TASK STATEMENT ::
Scan the records below for the string "screenshot" and return every line where it appears.

Data records for software interfaces ::
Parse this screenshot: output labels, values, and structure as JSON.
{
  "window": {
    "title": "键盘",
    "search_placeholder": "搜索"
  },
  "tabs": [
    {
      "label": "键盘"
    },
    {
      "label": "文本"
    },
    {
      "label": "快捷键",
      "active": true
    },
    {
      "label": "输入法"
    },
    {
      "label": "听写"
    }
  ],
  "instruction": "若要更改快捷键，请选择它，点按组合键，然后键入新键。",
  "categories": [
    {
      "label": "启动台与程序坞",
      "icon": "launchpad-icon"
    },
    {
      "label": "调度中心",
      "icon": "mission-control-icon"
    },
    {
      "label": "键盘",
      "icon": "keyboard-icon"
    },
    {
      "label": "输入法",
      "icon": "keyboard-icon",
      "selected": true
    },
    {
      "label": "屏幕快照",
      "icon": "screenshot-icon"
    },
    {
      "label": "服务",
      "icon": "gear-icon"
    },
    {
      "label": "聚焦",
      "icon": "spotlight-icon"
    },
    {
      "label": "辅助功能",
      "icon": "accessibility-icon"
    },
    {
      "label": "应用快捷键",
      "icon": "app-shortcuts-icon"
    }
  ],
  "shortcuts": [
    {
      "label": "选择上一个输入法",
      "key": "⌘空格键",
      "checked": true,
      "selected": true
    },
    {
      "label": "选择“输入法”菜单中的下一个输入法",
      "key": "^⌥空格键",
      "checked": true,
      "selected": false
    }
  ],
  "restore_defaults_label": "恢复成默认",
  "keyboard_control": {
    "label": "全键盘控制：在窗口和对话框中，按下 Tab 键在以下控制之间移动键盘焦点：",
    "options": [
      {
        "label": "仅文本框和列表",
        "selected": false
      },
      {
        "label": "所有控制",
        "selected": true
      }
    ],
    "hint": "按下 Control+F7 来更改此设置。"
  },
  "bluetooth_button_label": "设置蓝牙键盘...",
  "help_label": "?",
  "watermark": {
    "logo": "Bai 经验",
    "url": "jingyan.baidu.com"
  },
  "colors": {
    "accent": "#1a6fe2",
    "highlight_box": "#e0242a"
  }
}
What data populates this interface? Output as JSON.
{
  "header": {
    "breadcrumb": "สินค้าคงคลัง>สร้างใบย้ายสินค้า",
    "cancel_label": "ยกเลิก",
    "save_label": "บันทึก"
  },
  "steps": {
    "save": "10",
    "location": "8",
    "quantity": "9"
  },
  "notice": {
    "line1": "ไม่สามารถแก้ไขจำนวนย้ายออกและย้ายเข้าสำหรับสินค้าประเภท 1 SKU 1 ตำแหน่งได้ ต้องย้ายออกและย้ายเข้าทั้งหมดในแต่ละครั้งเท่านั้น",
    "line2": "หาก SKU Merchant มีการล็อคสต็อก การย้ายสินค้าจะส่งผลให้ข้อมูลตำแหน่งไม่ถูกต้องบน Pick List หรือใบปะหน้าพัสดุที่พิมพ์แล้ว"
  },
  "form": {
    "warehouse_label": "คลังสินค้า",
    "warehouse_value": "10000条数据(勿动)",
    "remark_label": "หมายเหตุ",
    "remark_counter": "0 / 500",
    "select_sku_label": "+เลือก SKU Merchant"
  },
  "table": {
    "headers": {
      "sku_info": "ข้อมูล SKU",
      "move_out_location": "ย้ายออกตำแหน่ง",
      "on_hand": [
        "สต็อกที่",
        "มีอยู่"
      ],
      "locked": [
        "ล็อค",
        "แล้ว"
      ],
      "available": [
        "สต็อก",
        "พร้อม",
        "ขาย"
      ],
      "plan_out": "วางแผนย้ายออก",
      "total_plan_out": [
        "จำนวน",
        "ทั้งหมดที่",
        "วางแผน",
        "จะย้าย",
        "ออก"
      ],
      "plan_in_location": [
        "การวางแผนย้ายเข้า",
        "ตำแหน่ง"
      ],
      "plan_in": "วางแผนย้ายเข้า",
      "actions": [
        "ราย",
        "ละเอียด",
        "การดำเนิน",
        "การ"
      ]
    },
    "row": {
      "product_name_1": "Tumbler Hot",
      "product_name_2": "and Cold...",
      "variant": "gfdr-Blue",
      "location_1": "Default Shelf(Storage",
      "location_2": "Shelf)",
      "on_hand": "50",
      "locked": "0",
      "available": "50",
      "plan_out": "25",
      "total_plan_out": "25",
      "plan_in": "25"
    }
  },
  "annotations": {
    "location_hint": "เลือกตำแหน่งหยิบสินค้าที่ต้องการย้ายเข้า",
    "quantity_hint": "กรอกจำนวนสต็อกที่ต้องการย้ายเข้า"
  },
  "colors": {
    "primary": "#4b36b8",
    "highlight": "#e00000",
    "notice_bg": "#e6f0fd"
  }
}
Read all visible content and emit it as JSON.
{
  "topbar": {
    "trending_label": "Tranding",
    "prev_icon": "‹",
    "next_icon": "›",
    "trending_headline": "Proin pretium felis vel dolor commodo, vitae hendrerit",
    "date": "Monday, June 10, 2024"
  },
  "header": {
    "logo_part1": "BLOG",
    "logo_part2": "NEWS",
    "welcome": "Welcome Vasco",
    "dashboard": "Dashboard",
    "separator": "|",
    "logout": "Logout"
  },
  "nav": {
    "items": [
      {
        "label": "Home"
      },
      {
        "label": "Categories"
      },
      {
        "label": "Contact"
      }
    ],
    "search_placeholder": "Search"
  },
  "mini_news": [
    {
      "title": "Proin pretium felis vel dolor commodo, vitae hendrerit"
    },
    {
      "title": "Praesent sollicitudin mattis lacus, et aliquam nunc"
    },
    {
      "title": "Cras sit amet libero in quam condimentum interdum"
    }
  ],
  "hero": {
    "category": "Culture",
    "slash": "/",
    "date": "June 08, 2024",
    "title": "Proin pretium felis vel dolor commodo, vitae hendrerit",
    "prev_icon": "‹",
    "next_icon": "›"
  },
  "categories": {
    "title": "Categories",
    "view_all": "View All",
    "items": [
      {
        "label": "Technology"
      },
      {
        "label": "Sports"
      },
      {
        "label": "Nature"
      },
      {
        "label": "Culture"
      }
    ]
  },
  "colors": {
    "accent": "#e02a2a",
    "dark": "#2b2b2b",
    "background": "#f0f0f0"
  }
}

WRITTEN RESPONSE ::
Parse this screenshot: output labels, values, and structure as JSON.
      "icon": "screenshot-icon"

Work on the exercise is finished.